Churchill spent the night in the forest after escaping the massive wave, her mother said Wednesday. Since then, Churchill has been staying at a shelter where there is no heat, no electricity, and limited food and blankets. So Churchill and two other English teachers have decided to try to travel to the nearby city of Sendai, hoping for better shelter.
Cassidy spent some tense days after the tsunami hit. Minamisanriku has made headlines, with networks broadcasting video showing the giant wave destroying the town. But through NBC-TV’s Today Show, Cassidy was able to reestablish contact with Caitlin via an NBC satellite phone at about 3 a.m. Monday.
Since then, Cassidy said, she has been in and out of contact with Churchill via her cellphone. But Cassidy believes her daughter’s cellphone battery has now died.
Cassidy said that the family is “kind of in limbo” because Churchill is still trying to honor her obligation to the teaching program, the Japan Exchange and Teaching Programme.
“She could disregard that and flee but she doesn’t think that she should. … My fantasy is we rent a plane and go get her, but it’s not that easy,” Cassidy said.
A Weymouth native who moved to Japan 20 years ago is back in Massachusetts today because of fears about spreading radiation from the failures at the country’s earthquake- and tsunami-battered nuclear plants.
“We would like to go back to Japan — our life is in Japan — but we have to see,” said John McGlynn.
McGlynn along with his wife, Chika, a native of Japan, and their two children, Emily, 12, and Sean, 3, landed at Logan International Airport this afternoon. They got on the plane after a long night of packing to bring as much as they could from their Tokyo home.
Though their home was not damaged, the couple quickly grew concerned about radiation from the nuclear plants as problems worsened at the reactors.
“I thought we could continue on normally,” McGlynn said, but “once that possibility [of radiation exposure] became abundantly clear, it was time to leave Tokyo.”
The McGlynns may be part of a trend. Australia, Britain, and Germany advised their citizens in Japan today to consider leaving Tokyo and earthquake-affected areas, joining a growing number of businesses and countries telling their people to move, The Associated Press reported. The White House recommended today that US citizens stay 50 miles away from the stricken Fukushima Dai-ichi plant.

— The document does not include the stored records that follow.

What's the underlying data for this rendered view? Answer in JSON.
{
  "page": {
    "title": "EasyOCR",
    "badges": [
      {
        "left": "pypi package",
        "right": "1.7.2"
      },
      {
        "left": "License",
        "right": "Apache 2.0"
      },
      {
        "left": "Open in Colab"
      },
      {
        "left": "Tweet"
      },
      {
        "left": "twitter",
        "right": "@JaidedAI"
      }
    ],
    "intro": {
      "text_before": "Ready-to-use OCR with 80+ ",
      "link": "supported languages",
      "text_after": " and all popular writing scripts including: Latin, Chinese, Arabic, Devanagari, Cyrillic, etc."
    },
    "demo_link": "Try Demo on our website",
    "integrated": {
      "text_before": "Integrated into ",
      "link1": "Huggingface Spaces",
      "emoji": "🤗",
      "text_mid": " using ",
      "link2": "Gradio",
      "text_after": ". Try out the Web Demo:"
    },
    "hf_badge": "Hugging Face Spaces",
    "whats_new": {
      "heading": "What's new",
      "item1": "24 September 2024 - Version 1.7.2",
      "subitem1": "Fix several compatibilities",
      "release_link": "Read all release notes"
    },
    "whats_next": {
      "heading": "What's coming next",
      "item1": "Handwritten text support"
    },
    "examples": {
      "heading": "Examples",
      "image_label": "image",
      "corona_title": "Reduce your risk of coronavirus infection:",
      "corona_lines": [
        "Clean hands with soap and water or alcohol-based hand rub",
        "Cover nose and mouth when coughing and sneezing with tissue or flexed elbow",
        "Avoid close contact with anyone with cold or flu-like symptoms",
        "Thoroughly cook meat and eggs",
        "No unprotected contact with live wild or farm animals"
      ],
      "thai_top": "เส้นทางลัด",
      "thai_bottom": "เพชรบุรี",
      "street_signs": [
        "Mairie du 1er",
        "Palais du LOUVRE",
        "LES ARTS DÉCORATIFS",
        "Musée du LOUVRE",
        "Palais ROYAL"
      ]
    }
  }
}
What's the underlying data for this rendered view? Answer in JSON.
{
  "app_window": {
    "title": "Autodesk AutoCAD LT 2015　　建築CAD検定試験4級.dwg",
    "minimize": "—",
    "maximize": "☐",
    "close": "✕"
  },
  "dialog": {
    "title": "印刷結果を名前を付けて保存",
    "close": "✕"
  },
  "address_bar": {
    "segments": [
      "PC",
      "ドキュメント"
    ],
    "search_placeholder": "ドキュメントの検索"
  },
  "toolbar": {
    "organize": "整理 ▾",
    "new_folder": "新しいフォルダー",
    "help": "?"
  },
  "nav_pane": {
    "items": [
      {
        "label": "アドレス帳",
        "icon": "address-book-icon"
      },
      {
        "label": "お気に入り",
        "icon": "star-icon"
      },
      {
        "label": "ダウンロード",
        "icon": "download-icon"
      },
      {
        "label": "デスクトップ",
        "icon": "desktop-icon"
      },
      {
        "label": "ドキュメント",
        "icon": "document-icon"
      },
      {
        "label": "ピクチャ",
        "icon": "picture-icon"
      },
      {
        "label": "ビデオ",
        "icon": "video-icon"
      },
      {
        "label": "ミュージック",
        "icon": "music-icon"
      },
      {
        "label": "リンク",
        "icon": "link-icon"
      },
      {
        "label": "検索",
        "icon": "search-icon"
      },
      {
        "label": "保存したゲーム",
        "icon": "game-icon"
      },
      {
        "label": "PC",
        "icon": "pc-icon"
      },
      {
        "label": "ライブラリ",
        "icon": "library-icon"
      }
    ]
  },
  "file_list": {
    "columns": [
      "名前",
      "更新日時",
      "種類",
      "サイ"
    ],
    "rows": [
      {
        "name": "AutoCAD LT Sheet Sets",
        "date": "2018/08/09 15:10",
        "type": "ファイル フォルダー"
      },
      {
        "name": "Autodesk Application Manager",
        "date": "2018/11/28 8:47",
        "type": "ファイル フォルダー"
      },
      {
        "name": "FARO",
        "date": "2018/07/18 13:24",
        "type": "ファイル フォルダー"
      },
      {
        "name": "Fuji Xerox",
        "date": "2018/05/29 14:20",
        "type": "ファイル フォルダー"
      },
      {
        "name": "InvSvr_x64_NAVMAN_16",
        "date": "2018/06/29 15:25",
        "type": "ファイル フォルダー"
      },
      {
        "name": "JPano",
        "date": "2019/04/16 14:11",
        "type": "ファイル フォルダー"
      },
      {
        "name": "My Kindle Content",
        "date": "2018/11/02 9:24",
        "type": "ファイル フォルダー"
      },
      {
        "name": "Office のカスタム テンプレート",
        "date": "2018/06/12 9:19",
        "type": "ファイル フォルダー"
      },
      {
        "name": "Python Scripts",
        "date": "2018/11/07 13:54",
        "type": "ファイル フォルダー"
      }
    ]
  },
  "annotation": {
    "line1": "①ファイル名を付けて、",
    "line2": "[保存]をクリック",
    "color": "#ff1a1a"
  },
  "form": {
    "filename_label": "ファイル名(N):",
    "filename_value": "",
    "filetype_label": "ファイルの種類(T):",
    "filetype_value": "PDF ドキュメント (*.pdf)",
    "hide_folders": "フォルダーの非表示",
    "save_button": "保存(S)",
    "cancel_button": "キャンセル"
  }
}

Tokyo, about 140 miles south of the plant, reported some slightly elevated radiation levels on Tuesday, the AP reported.
The McGlynns, whose older child was just out of school, are planning to spend time at a McGlynn family vacation house on Cape Cod.
It is a different kind of Cape vacation, one that could turn out to be a permanent move, if the country’s nuclear problems aren’t resolved, McGlynn said.
“All of these are questions now … Can we ever get back there? Will we ever get back there?” he said.